§ Task brief
If a line in the data holds "WebClient", copy that line out in full.

§ Extracted information
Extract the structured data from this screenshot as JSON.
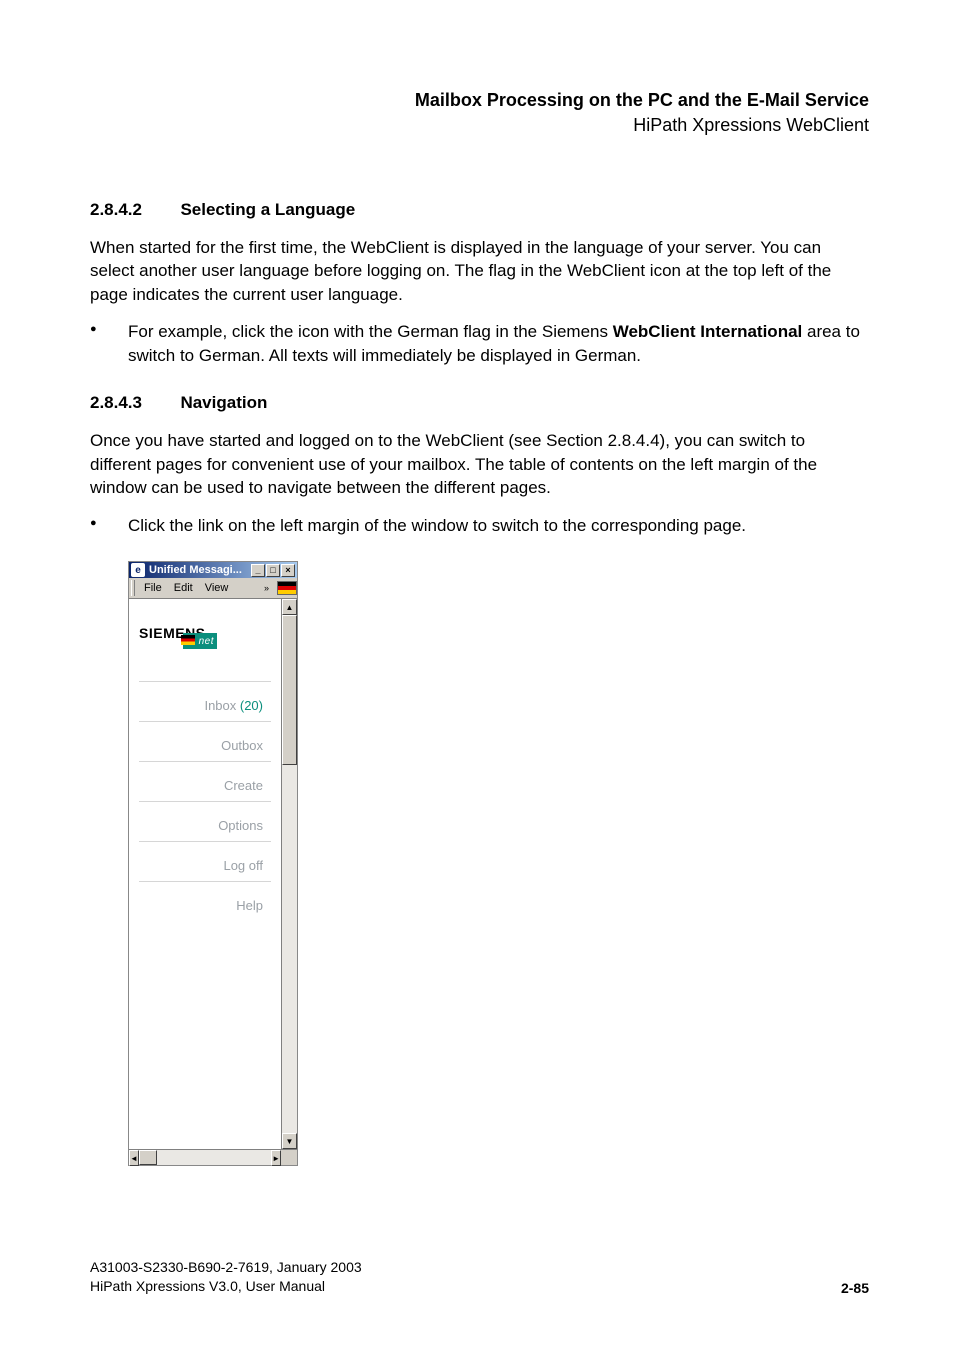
{
  "header": {
    "title": "Mailbox Processing on the PC and the E-Mail Service",
    "subtitle": "HiPath Xpressions WebClient"
  },
  "section1": {
    "num": "2.8.4.2",
    "title": "Selecting a Language",
    "p1": "When started for the first time, the WebClient is displayed in the language of your server. You can select another user language before logging on. The flag in the WebClient icon at the top left of the page indicates the current user language.",
    "b1_pre": "For example, click the icon with the German flag in the Siemens ",
    "b1_bold": "WebClient International",
    "b1_post": " area to switch to German. All texts will immediately be displayed in German."
  },
  "section2": {
    "num": "2.8.4.3",
    "title": "Navigation",
    "p1": "Once you have started and logged on to the WebClient (see Section 2.8.4.4), you can switch to different pages for convenient use of your mailbox. The table of contents on the left margin of the window can be used to navigate between the different pages.",
    "b1": "Click the link on the left margin of the window to switch to the corresponding page."
  },
  "embedded": {
    "window_title": "Unified Messagi...",
    "menu": {
      "file": "File",
      "edit": "Edit",
      "view": "View"
    },
    "logo_text": "SIEMENS",
    "logo_net": "net",
    "nav": {
      "inbox_label": "Inbox ",
      "inbox_count": "(20)",
      "outbox": "Outbox",
      "create": "Create",
      "options": "Options",
      "logoff": "Log off",
      "help": "Help"
    }
  },
  "footer": {
    "line1": "A31003-S2330-B690-2-7619, January 2003",
    "line2": "HiPath Xpressions V3.0, User Manual",
    "page": "2-85"
  }
}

§ Exercise result
    "subtitle": "HiPath Xpressions WebClient"
    "p1": "When started for the first time, the WebClient is displayed in the language of your server. You can select another user language before logging on. The flag in the WebClient icon at the top left of the page indicates the current user language.",
    "b1_bold": "WebClient International",
    "p1": "Once you have started and logged on to the WebClient (see Section 2.8.4.4), you can switch to different pages for convenient use of your mailbox. The table of contents on the left margin of the window can be used to navigate between the different pages.",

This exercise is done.